A Conjuring of Light (Shades of Magic #3) – by V.E. Schwab
The third and final instalment in V.E. Schwab’s fantasy adventure is set in not just one London—but four different parallel dimensions of London. Expect fantastic world-building, action, suspense and vivid characters: Kell, a realm-travelling magician from Red London and Lila, a resilient and resourceful pickpocket from Grey London whose sole ambition in life is to be a pirate. Victoria Schwab is one of my favourite fantasy authors and A Conjuring of Light is a perfect ending to an epic series.
Our Dark Duet (Monsters of Verity #2) – by Victoria Schwab
The only author to make two appearances on my list, (because she’s prolific and brilliant), Our Dark Duet is the second and final book in the Monsters of Verity series. ‘This Savage Song’ introduced us to a brand new, brilliantly weird universe. It sounds a bit Romeo and Juliet (the Baz Luhrmann version) – the city of Verity is split down the middle and ruled by two families with opposing philosophies, the Harkers and the Flynns. In the first book their children, Kate Harker and August Flynn, start out spying on each other and end up going on the run together. But of course, there are monsters and this is no simpering romance. In the sequel, Kate Harker is hunting monsters in Prosperity to atone for her sins until something darker than she’s ever faced before leads her back to Verity. August Flynn has stepped into his brother Leo’s shoes and is slowly losing touch with the part of himself that longed to be human. It’s only when Kate and August reunite and work together that they can rediscover the good in themselves and take on the horrific ‘Chaos Eater’. ‘For never was a story of more woe…’ this one is a heartbreaker. The world Victoria Schwab has created in this series is dark, richly layered and wildly imaginative, as in the Shades of Magic Series. I thoroughly enjoyed these two books.

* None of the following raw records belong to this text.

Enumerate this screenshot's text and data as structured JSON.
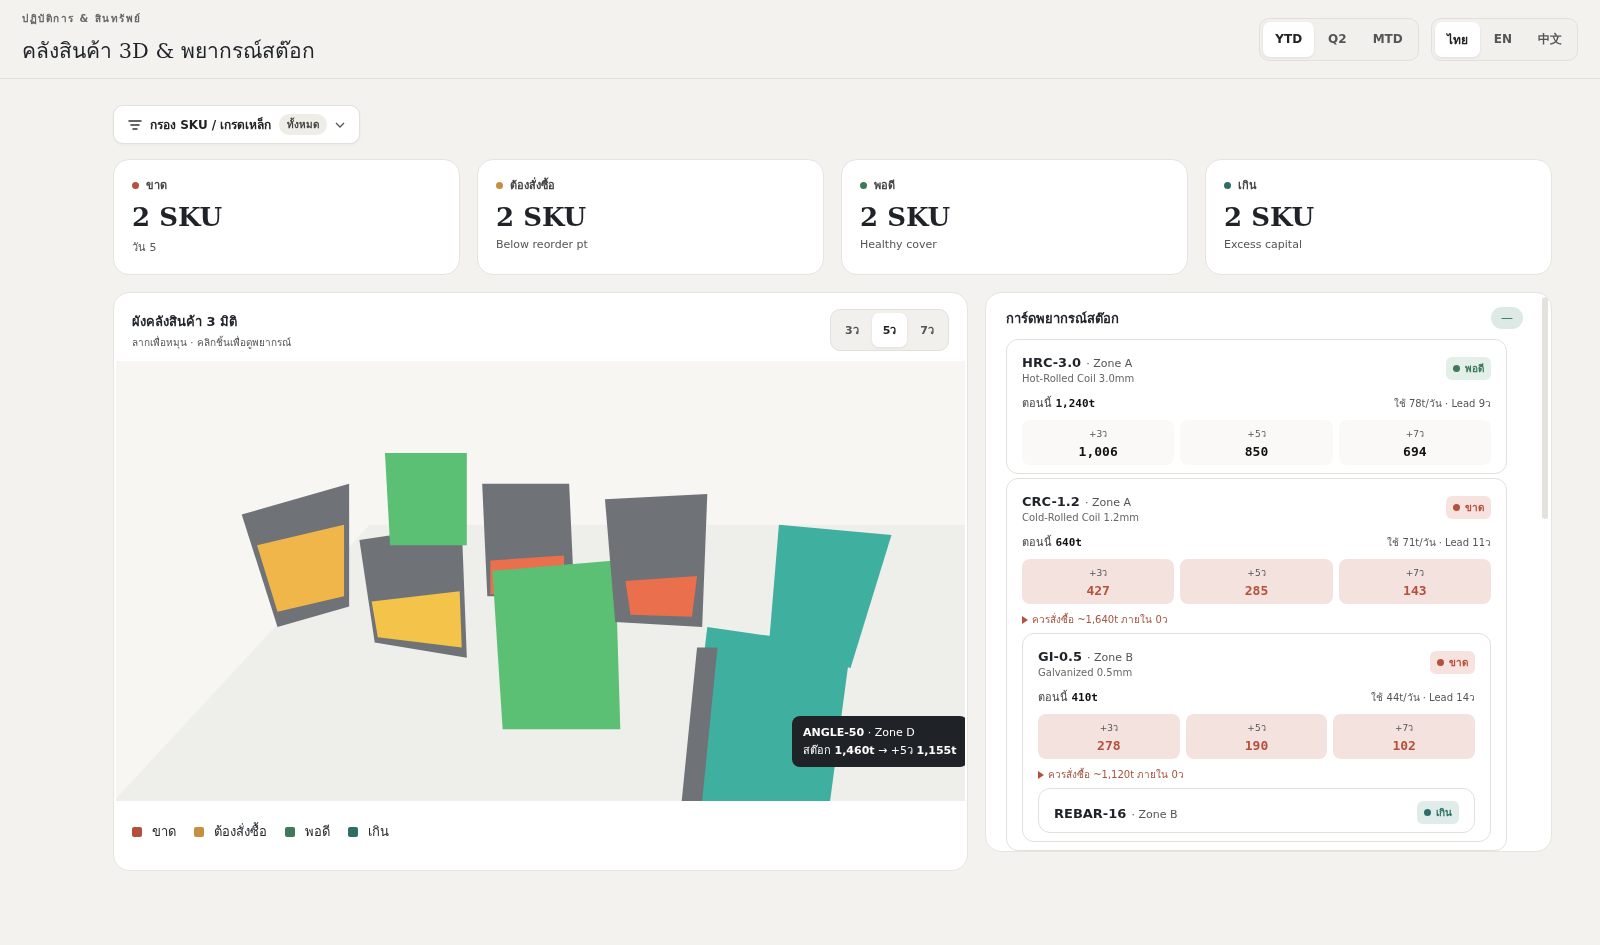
{
  "header": {
    "eyebrow": "ปฏิบัติการ & สินทรัพย์",
    "title": "คลังสินค้า 3D & พยากรณ์สต๊อก"
  },
  "period_tabs": [
    {
      "label": "YTD",
      "selected": true
    },
    {
      "label": "Q2",
      "selected": false
    },
    {
      "label": "MTD",
      "selected": false
    }
  ],
  "language_tabs": [
    {
      "label": "ไทย",
      "selected": true
    },
    {
      "label": "EN",
      "selected": false
    },
    {
      "label": "中文",
      "selected": false
    }
  ],
  "filter": {
    "label": "กรอง SKU / เกรดเหล็ก",
    "value": "ทั้งหมด"
  },
  "kpis": [
    {
      "label": "ขาด",
      "value": "2 SKU",
      "note": "วัน 5",
      "color": "#b5503d"
    },
    {
      "label": "ต้องสั่งซื้อ",
      "value": "2 SKU",
      "note": "Below reorder pt",
      "color": "#c4903f"
    },
    {
      "label": "พอดี",
      "value": "2 SKU",
      "note": "Healthy cover",
      "color": "#3d7a5a"
    },
    {
      "label": "เกิน",
      "value": "2 SKU",
      "note": "Excess capital",
      "color": "#2e6e66"
    }
  ],
  "warehouse": {
    "title": "ผังคลังสินค้า 3 มิติ",
    "subtitle": "ลากเพื่อหมุน · คลิกชิ้นเพื่อดูพยากรณ์",
    "horizon_tabs": [
      {
        "label": "3ว",
        "selected": false
      },
      {
        "label": "5ว",
        "selected": true
      },
      {
        "label": "7ว",
        "selected": false
      }
    ],
    "tooltip": {
      "sku": "ANGLE-50",
      "zone": "· Zone D",
      "text": "สต๊อก **1,460t** → +5ว **1,155t**"
    },
    "legend": [
      {
        "label": "ขาด",
        "color": "#b5503d"
      },
      {
        "label": "ต้องสั่งซื้อ",
        "color": "#c4903f"
      },
      {
        "label": "พอดี",
        "color": "#3d7a5a"
      },
      {
        "label": "เกิน",
        "color": "#2e6e66"
      }
    ]
  },
  "forecast": {
    "title": "การ์ดพยากรณ์สต๊อก",
    "collapse_symbol": "—",
    "cards": [
      {
        "sku": "HRC-3.0",
        "zone": "· Zone A",
        "name": "Hot-Rolled Coil 3.0mm",
        "kind": "ok",
        "badge": "พอดี",
        "now_label": "ตอนนี้",
        "now": "1,240t",
        "usage": "ใช้ 78t/วัน · Lead 9ว",
        "cells": [
          {
            "label": "+3ว",
            "value": "1,006"
          },
          {
            "label": "+5ว",
            "value": "850"
          },
          {
            "label": "+7ว",
            "value": "694"
          }
        ]
      },
      {
        "sku": "CRC-1.2",
        "zone": "· Zone A",
        "name": "Cold-Rolled Coil 1.2mm",
        "kind": "short",
        "badge": "ขาด",
        "now_label": "ตอนนี้",
        "now": "640t",
        "usage": "ใช้ 71t/วัน · Lead 11ว",
        "cells": [
          {
            "label": "+3ว",
            "value": "427"
          },
          {
            "label": "+5ว",
            "value": "285"
          },
          {
            "label": "+7ว",
            "value": "143"
          }
        ],
        "note": "ควรสั่งซื้อ ~1,640t ภายใน 0ว",
        "children": [
          {
            "sku": "GI-0.5",
            "zone": "· Zone B",
            "name": "Galvanized 0.5mm",
            "kind": "short",
            "badge": "ขาด",
            "now_label": "ตอนนี้",
            "now": "410t",
            "usage": "ใช้ 44t/วัน · Lead 14ว",
            "cells": [
              {
                "label": "+3ว",
                "value": "278"
              },
              {
                "label": "+5ว",
                "value": "190"
              },
              {
                "label": "+7ว",
                "value": "102"
              }
            ],
            "note": "ควรสั่งซื้อ ~1,120t ภายใน 0ว",
            "children": [
              {
                "sku": "REBAR-16",
                "zone": "· Zone B",
                "kind": "excess",
                "badge": "เกิน"
              }
            ]
          }
        ]
      }
    ]
  }
}
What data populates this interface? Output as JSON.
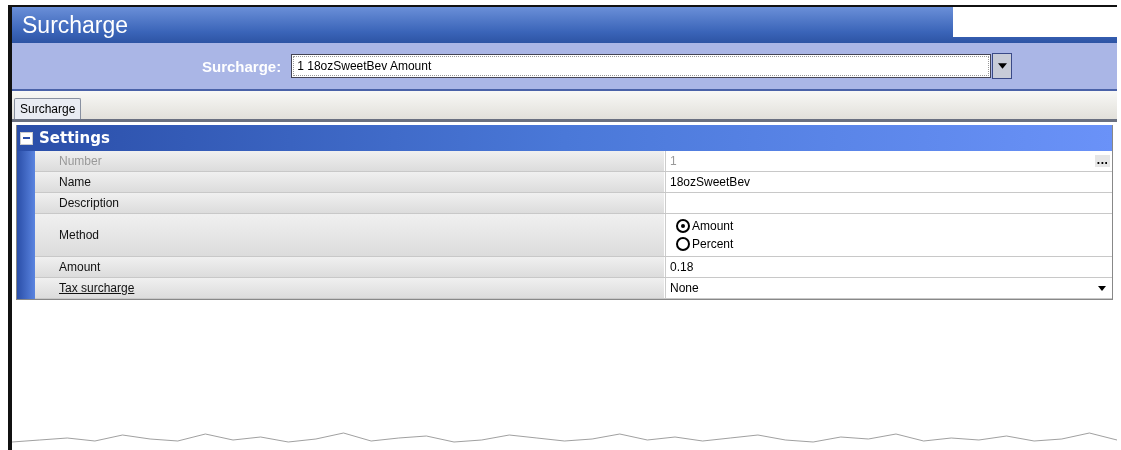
{
  "window": {
    "title": "Surcharge"
  },
  "selector": {
    "label": "Surcharge:",
    "value": "1 18ozSweetBev Amount"
  },
  "tabs": [
    {
      "label": "Surcharge",
      "selected": true
    }
  ],
  "section": {
    "title": "Settings",
    "expanded": true
  },
  "rows": [
    {
      "kind": "text",
      "label": "Number",
      "value": "1",
      "disabled": true,
      "button": "..."
    },
    {
      "kind": "text",
      "label": "Name",
      "value": "18ozSweetBev",
      "disabled": false
    },
    {
      "kind": "text",
      "label": "Description",
      "disabled": false
    },
    {
      "kind": "radio",
      "label": "Method",
      "disabled": false,
      "options": [
        {
          "label": "Amount",
          "selected": true
        },
        {
          "label": "Percent",
          "selected": false
        }
      ]
    },
    {
      "kind": "text",
      "label": "Amount",
      "value": "0.18",
      "disabled": false
    },
    {
      "kind": "dropdown",
      "label": "Tax surcharge",
      "value": "None",
      "disabled": false,
      "underlined": true
    }
  ]
}
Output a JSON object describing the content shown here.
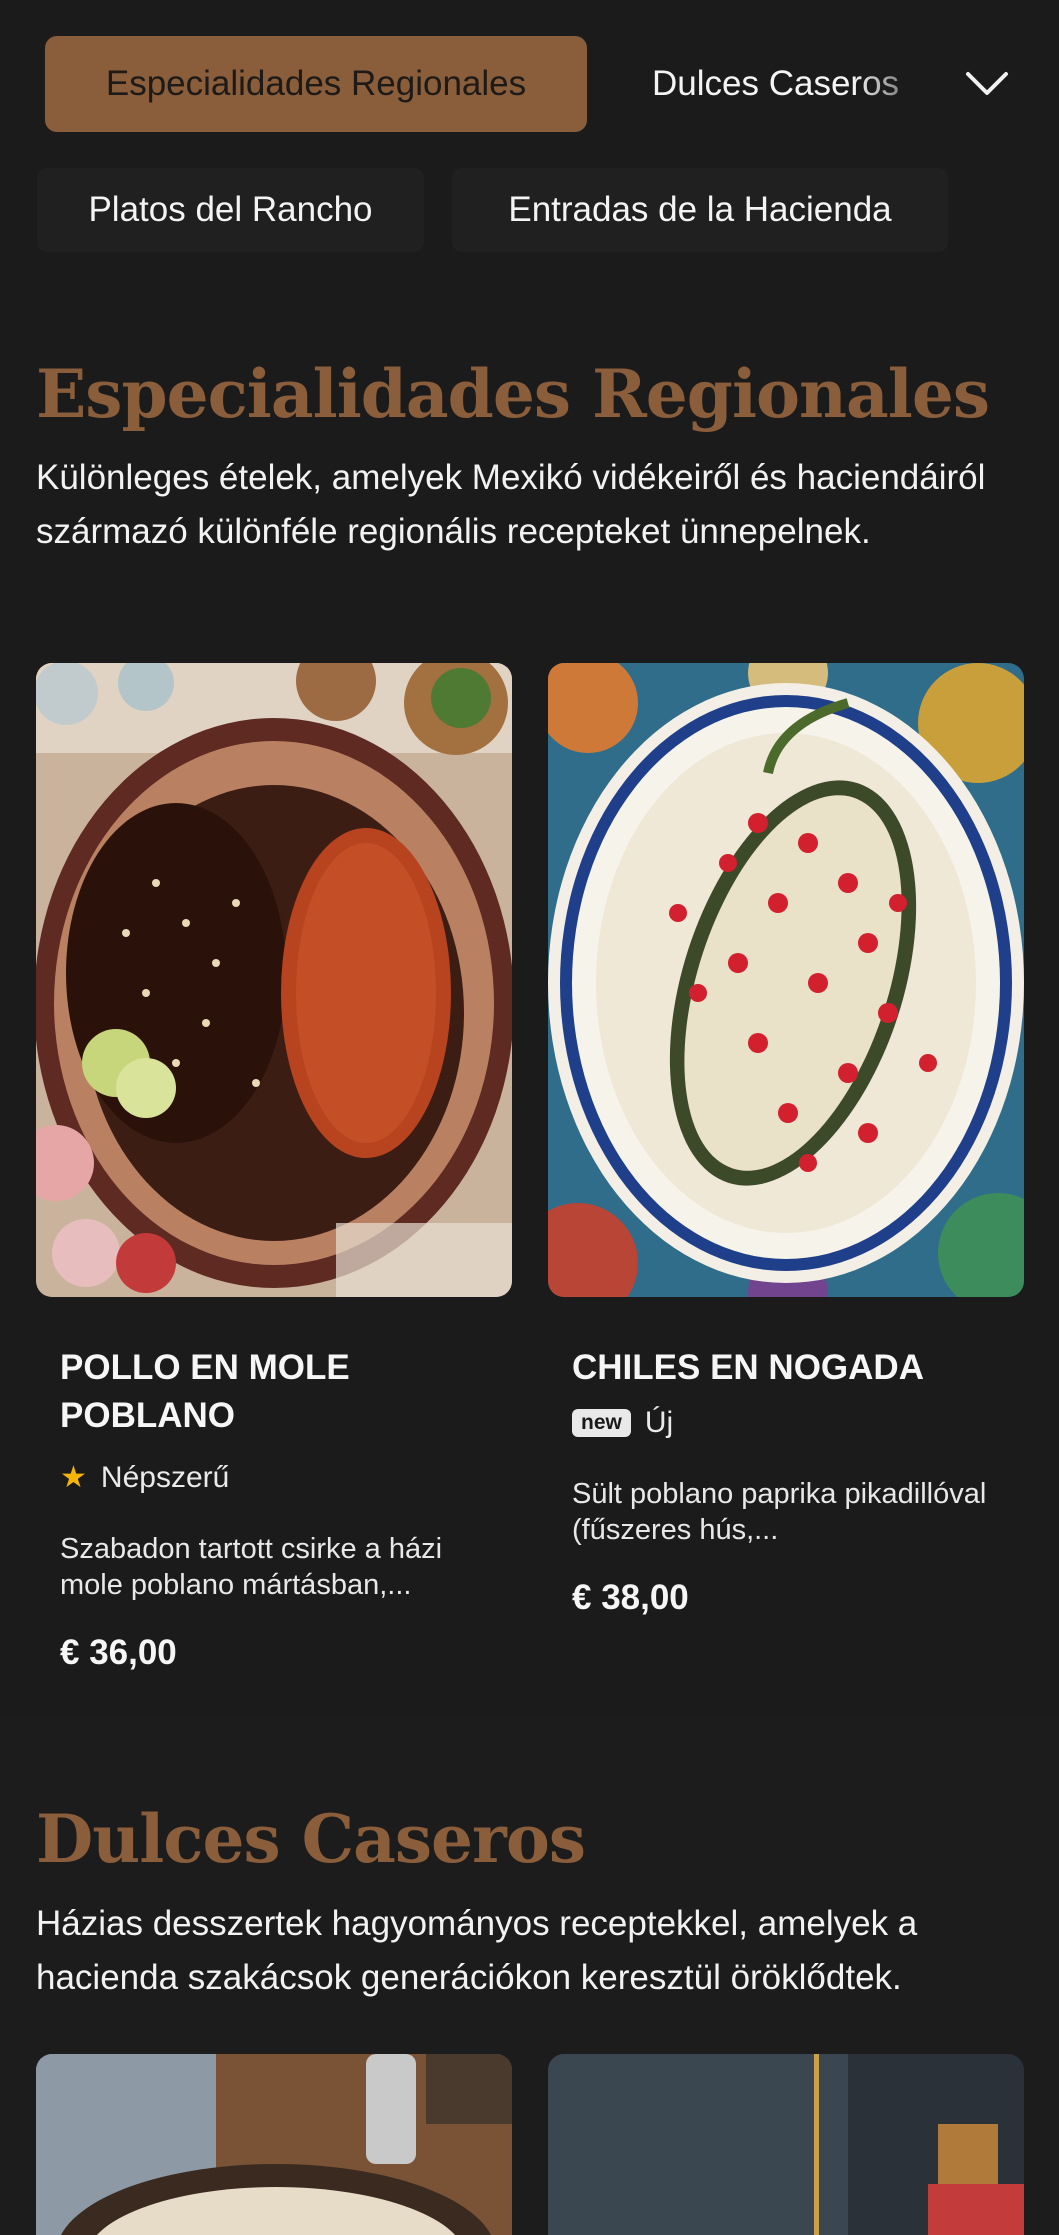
{
  "nav": {
    "active_tab": "Especialidades Regionales",
    "next_tab": "Dulces Caseros",
    "sub_tabs": [
      "Platos del Rancho",
      "Entradas de la Hacienda"
    ],
    "expand_icon": "chevron-down-icon"
  },
  "sections": [
    {
      "title": "Especialidades Regionales",
      "description": "Különleges ételek, amelyek Mexikó vidékeiről és haciendáiról származó különféle regionális recepteket ünnepelnek.",
      "items": [
        {
          "name": "POLLO EN MOLE POBLANO",
          "badge_label": "Népszerű",
          "badge_icon": "star-icon",
          "description": "Szabadon tartott csirke a házi mole poblano mártásban,...",
          "price": "€ 36,00"
        },
        {
          "name": "CHILES EN NOGADA",
          "badge_tag": "new",
          "badge_label": "Új",
          "description": "Sült poblano paprika pikadillóval (fűszeres hús,...",
          "price": "€ 38,00"
        }
      ]
    },
    {
      "title": "Dulces Caseros",
      "description": "Házias desszertek hagyományos receptekkel, amelyek a hacienda szakácsok generációkon keresztül öröklődtek."
    }
  ],
  "colors": {
    "background": "#1b1b1b",
    "accent": "#8a5d3b",
    "star": "#f5b50a"
  }
}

The Hate U Give – by Angie Thomas
Starr is a sixteen-year-old girl who lives two, deliberately separate lives. At her exclusive school in a wealthy area she is one of the only three black kids in the school and has assigned herself strict rules of behaviour to fit in, if not blend in. After school, she goes home to her other life in Garden Heights—a life of poverty, crime, drugs and gangs, but also warmth, family and community support. When her unarmed friend is shot by a white police officer while she is in the car, her worlds collide and she has to decide how to reconcile the two different parts of herself. Read this book. It is not only timely, topical and important but also gripping and engaging and should be required reading in secondary schools.
One Of Us Is Lying – by Karen M. McManus
Five students arrive in detention on a Monday afternoon at Bayview High: the brain, the beauty, the criminal, the athlete and the outcast. By the end of detention one of them is dead and, by process of elimination, one of them must be a murderer. ‘The Breakfast Club plus Gossip Girl murder mystery’ is a great elevator pitch and this book sucked me in straight away. I did guess the ending but it was well plotted and skilfully unspooled for the reader—an enjoyable read.
Mooncop – by Tom Gauld
I am big fan of Tom Gauld’s comics so I couldn’t resist this, and, like the rest of his work, Mooncop is beautifully drawn, poignant, wry and meditative. Just lovely!